Data records for software interfaces:
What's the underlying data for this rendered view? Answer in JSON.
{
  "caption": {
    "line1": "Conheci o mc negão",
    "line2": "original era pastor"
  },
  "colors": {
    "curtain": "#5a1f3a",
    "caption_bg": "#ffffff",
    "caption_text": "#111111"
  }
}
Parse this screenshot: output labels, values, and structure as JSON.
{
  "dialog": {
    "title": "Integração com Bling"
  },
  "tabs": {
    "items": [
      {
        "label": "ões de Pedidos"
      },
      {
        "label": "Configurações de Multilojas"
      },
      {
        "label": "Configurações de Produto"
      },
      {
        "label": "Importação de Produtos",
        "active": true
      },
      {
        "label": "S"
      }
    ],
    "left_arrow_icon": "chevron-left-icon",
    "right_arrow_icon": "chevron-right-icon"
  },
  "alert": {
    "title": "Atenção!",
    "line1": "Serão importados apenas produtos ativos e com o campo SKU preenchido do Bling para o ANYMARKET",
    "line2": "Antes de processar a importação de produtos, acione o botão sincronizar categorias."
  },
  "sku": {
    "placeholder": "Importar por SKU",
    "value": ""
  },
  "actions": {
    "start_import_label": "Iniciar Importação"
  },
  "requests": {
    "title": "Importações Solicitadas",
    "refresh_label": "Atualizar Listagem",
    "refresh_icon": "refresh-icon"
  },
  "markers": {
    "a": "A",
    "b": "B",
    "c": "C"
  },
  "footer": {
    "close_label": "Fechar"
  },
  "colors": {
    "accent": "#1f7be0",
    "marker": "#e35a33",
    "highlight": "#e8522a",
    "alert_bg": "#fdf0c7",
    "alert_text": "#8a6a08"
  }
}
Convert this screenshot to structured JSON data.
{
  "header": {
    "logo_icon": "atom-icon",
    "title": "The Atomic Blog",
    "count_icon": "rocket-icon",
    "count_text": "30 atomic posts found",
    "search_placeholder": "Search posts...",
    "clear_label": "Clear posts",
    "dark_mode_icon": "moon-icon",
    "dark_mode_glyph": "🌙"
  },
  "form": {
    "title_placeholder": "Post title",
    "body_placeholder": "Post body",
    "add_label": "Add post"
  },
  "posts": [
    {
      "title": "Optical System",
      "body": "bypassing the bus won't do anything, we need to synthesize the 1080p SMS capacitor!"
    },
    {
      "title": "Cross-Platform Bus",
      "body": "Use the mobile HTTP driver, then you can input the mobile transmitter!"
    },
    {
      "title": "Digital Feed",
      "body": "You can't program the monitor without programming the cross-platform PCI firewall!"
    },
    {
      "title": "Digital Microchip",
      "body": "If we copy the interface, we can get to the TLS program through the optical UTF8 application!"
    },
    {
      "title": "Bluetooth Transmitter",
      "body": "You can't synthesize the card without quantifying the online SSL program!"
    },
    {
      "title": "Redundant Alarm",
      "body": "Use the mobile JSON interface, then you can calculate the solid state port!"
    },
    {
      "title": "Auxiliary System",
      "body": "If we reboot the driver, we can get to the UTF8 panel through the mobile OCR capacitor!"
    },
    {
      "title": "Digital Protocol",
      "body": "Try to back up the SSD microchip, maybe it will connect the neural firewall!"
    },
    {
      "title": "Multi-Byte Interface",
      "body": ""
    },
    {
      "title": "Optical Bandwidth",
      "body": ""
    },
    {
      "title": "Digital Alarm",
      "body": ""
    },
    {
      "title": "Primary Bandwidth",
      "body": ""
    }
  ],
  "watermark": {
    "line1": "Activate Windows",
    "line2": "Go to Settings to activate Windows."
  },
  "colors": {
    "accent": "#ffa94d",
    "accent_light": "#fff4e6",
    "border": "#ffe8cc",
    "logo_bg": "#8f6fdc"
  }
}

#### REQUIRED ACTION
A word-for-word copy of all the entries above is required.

#### ANSWER SPACE
What's the underlying data for this rendered view? Answer in JSON.
{
  "caption": {
    "line1": "Conheci o mc negão",
    "line2": "original era pastor"
  },
  "colors": {
    "curtain": "#5a1f3a",
    "caption_bg": "#ffffff",
    "caption_text": "#111111"
  }
}
Parse this screenshot: output labels, values, and structure as JSON.
{
  "dialog": {
    "title": "Integração com Bling"
  },
  "tabs": {
    "items": [
      {
        "label": "ões de Pedidos"
      },
      {
        "label": "Configurações de Multilojas"
      },
      {
        "label": "Configurações de Produto"
      },
      {
        "label": "Importação de Produtos",
        "active": true
      },
      {
        "label": "S"
      }
    ],
    "left_arrow_icon": "chevron-left-icon",
    "right_arrow_icon": "chevron-right-icon"
  },
  "alert": {
    "title": "Atenção!",
    "line1": "Serão importados apenas produtos ativos e com o campo SKU preenchido do Bling para o ANYMARKET",
    "line2": "Antes de processar a importação de produtos, acione o botão sincronizar categorias."
  },
  "sku": {
    "placeholder": "Importar por SKU",
    "value": ""
  },
  "actions": {
    "start_import_label": "Iniciar Importação"
  },
  "requests": {
    "title": "Importações Solicitadas",
    "refresh_label": "Atualizar Listagem",
    "refresh_icon": "refresh-icon"
  },
  "markers": {
    "a": "A",
    "b": "B",
    "c": "C"
  },
  "footer": {
    "close_label": "Fechar"
  },
  "colors": {
    "accent": "#1f7be0",
    "marker": "#e35a33",
    "highlight": "#e8522a",
    "alert_bg": "#fdf0c7",
    "alert_text": "#8a6a08"
  }
}
Convert this screenshot to structured JSON data.
{
  "header": {
    "logo_icon": "atom-icon",
    "title": "The Atomic Blog",
    "count_icon": "rocket-icon",
    "count_text": "30 atomic posts found",
    "search_placeholder": "Search posts...",
    "clear_label": "Clear posts",
    "dark_mode_icon": "moon-icon",
    "dark_mode_glyph": "🌙"
  },
  "form": {
    "title_placeholder": "Post title",
    "body_placeholder": "Post body",
    "add_label": "Add post"
  },
  "posts": [
    {
      "title": "Optical System",
      "body": "bypassing the bus won't do anything, we need to synthesize the 1080p SMS capacitor!"
    },
    {
      "title": "Cross-Platform Bus",
      "body": "Use the mobile HTTP driver, then you can input the mobile transmitter!"
    },
    {
      "title": "Digital Feed",
      "body": "You can't program the monitor without programming the cross-platform PCI firewall!"
    },
    {
      "title": "Digital Microchip",
      "body": "If we copy the interface, we can get to the TLS program through the optical UTF8 application!"
    },
    {
      "title": "Bluetooth Transmitter",
      "body": "You can't synthesize the card without quantifying the online SSL program!"
    },
    {
      "title": "Redundant Alarm",
      "body": "Use the mobile JSON interface, then you can calculate the solid state port!"
    },
    {
      "title": "Auxiliary System",
      "body": "If we reboot the driver, we can get to the UTF8 panel through the mobile OCR capacitor!"
    },
    {
      "title": "Digital Protocol",
      "body": "Try to back up the SSD microchip, maybe it will connect the neural firewall!"
    },
    {
      "title": "Multi-Byte Interface",
      "body": ""
    },
    {
      "title": "Optical Bandwidth",
      "body": ""
    },
    {
      "title": "Digital Alarm",
      "body": ""
    },
    {
      "title": "Primary Bandwidth",
      "body": ""
    }
  ],
  "watermark": {
    "line1": "Activate Windows",
    "line2": "Go to Settings to activate Windows."
  },
  "colors": {
    "accent": "#ffa94d",
    "accent_light": "#fff4e6",
    "border": "#ffe8cc",
    "logo_bg": "#8f6fdc"
  }
}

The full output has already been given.